#### Work to be completed
Nothing but the lines holding the string "Ctrl" should appear in the answer. Copy them from the entries.

#### Supplied records
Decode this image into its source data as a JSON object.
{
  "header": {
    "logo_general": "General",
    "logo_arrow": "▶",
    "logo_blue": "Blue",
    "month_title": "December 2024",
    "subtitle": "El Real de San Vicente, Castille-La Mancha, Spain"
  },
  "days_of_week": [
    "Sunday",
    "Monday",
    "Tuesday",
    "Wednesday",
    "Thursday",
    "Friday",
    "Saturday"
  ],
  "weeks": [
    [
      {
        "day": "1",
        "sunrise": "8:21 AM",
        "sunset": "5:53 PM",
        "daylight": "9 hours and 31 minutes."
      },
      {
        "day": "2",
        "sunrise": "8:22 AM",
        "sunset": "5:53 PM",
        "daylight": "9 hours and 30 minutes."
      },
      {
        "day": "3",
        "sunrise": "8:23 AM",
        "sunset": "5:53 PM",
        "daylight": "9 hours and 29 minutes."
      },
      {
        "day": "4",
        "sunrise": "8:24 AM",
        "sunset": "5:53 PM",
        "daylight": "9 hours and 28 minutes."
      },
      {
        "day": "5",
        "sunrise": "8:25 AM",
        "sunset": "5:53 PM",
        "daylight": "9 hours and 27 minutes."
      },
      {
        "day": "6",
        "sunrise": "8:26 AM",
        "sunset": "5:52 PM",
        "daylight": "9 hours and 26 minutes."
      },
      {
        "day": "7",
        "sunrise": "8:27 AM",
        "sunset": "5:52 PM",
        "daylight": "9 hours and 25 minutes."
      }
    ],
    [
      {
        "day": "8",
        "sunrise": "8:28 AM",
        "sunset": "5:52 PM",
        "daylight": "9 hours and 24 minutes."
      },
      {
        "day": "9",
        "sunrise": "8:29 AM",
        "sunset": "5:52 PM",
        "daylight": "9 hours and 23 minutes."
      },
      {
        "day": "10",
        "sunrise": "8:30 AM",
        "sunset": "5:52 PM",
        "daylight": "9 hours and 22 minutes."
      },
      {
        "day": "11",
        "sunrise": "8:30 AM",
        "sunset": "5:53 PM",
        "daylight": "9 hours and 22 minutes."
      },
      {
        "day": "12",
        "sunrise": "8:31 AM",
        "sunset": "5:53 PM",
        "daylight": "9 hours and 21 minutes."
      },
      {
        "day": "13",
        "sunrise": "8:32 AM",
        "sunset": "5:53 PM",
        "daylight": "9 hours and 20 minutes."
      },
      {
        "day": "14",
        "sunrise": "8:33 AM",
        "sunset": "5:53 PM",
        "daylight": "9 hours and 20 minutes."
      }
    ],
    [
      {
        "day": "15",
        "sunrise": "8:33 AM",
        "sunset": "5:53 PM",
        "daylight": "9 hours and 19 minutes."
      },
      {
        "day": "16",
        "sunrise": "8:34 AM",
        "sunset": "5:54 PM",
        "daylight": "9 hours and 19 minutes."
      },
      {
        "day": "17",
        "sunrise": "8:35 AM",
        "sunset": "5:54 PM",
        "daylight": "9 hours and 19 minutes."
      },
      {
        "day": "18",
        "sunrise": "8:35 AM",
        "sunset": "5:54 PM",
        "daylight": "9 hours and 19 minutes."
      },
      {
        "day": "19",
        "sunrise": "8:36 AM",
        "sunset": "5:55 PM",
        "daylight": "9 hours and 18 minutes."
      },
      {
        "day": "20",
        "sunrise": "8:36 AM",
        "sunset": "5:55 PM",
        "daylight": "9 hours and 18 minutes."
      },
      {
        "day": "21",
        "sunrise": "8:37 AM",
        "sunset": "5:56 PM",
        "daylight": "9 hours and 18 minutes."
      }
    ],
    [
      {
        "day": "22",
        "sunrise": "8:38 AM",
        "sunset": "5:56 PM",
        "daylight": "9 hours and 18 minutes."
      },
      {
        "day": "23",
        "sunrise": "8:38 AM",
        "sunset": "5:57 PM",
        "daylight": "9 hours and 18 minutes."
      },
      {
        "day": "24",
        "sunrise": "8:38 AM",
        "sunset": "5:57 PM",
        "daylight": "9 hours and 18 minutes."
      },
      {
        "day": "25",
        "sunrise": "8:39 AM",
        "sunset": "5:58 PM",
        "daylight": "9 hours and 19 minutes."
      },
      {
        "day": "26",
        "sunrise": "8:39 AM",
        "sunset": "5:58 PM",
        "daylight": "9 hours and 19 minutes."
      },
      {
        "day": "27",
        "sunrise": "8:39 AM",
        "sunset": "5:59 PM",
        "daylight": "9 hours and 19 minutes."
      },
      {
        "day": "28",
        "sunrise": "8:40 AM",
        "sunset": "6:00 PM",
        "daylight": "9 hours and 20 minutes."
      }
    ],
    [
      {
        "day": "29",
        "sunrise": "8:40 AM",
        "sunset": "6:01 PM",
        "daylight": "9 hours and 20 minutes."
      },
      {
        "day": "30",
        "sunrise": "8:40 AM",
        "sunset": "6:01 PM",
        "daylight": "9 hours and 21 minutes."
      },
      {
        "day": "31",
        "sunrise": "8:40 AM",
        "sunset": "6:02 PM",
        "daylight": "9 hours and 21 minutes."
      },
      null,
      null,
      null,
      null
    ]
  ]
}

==

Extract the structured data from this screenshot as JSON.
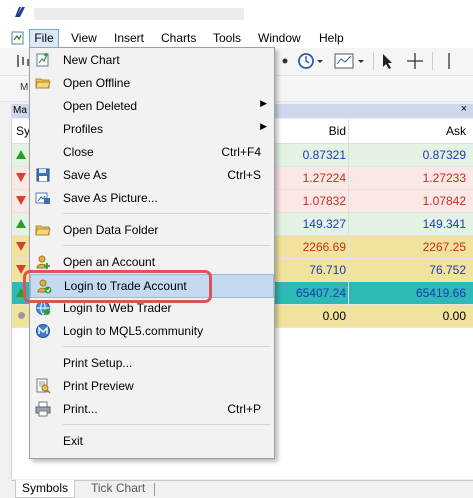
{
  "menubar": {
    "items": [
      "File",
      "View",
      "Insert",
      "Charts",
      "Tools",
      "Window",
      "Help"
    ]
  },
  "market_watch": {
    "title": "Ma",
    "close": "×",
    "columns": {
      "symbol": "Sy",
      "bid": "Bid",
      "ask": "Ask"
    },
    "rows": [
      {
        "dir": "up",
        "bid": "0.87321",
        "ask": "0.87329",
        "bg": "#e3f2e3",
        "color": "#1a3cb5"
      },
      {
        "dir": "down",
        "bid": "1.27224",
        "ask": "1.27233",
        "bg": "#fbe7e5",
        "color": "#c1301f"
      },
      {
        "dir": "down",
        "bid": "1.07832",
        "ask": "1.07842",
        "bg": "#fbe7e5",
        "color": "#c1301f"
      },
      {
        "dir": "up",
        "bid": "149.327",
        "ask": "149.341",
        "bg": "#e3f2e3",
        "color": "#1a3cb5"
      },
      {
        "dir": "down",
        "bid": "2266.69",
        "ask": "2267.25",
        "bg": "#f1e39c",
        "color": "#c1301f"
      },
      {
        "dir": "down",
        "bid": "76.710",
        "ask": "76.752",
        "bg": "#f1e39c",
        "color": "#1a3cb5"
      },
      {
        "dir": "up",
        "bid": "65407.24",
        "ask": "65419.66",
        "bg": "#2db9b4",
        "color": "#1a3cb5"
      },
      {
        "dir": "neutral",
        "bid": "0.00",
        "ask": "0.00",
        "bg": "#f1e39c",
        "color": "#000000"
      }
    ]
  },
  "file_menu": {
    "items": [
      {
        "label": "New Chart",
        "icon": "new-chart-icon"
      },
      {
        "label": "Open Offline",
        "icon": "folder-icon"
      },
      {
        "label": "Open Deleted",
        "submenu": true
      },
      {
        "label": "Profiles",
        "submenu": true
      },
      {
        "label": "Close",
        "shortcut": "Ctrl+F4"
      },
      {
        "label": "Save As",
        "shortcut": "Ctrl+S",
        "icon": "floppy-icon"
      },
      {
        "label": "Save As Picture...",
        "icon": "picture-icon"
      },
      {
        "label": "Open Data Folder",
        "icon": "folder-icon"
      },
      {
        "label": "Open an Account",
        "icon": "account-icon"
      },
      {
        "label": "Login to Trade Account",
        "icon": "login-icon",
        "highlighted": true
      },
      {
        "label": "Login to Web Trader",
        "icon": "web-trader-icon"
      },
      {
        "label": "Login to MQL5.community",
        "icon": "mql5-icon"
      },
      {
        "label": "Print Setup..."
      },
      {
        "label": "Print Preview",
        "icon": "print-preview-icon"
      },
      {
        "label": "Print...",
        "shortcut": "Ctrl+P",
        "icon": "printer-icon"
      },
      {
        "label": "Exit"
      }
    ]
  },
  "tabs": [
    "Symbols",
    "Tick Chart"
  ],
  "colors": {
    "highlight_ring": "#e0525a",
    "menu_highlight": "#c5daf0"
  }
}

#### Response to the exercise
        "shortcut": "Ctrl+F4"
        "shortcut": "Ctrl+S",
        "shortcut": "Ctrl+P",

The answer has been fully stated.